  • Pickwick Club — Pineapple rum, Overproof rum, Allspice Dram, Bitters, Absinthe, Passion fruit syrup, Vanilla syrup, Orange peel
  • Mignon — Gin, Rye, Cassis, Ancho Reyes chile liqueur, Orange bitters, Islay Scotch, Orange
  • Chipmunk — Old Tom Gin, Ginger liqueur, Simple syrup, Lime juice

Recent Discussion

  • Re Spanish Shawl, 5 hours 55 minutes ago drdug commented:

    This is a perennial favorite. I’m able to get Atxa, a Spanish dry vermouth locally. Tried to edit the recipe but this brand wasn’t recognized and wouldn’t save. Agree with other commentators the Hendricks is my favorite gin for this cocktail!

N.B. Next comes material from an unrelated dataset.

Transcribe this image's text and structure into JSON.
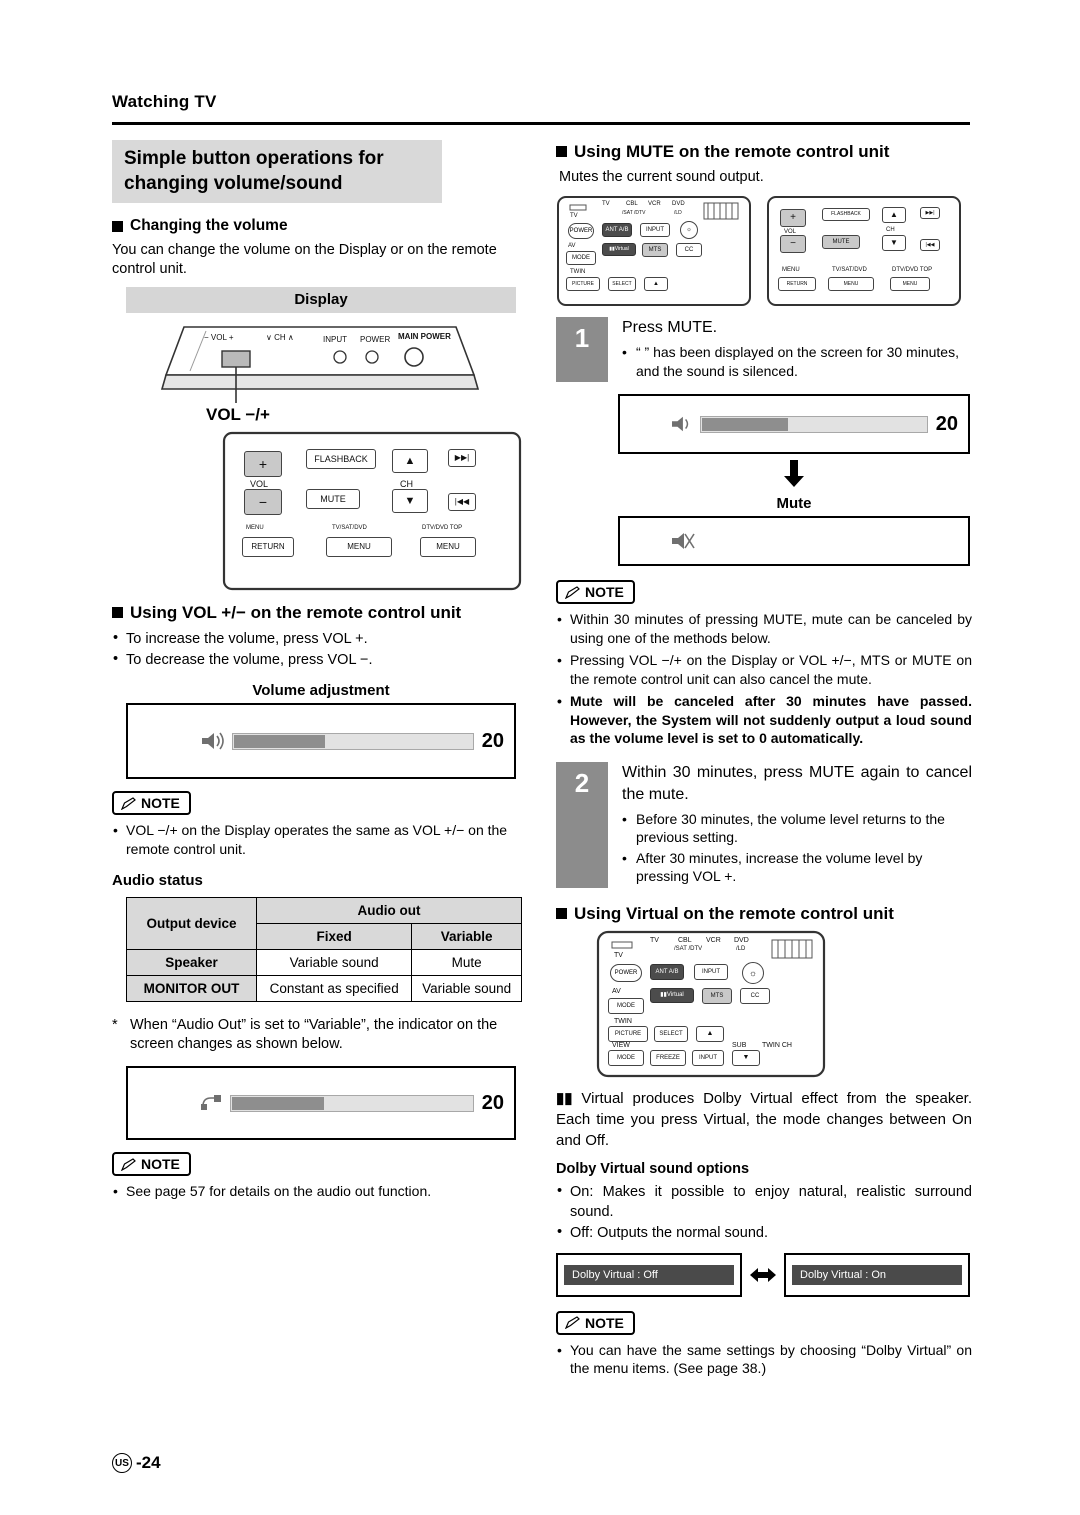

  • Re Benediction, 10 hours 49 minutes ago drinkingandthinking commented:

    Nice herbal combo that worked well with Spanish brandy

  • Re The Inocencio, 21 hours ago shadowkirby commented:

    A little sweet - would possibly omit the simple. Very vegetal, good drink for spring.

  • Re The St-Rita, 3 days ago drinkingandthinking commented:

    uninspired elderflower margarita with poor proportions

  • Re Jasmine, 4 days ago smparkes commented:

    Went with the more forward version from SE and then added a bit of soda ... for a very hot day. :-)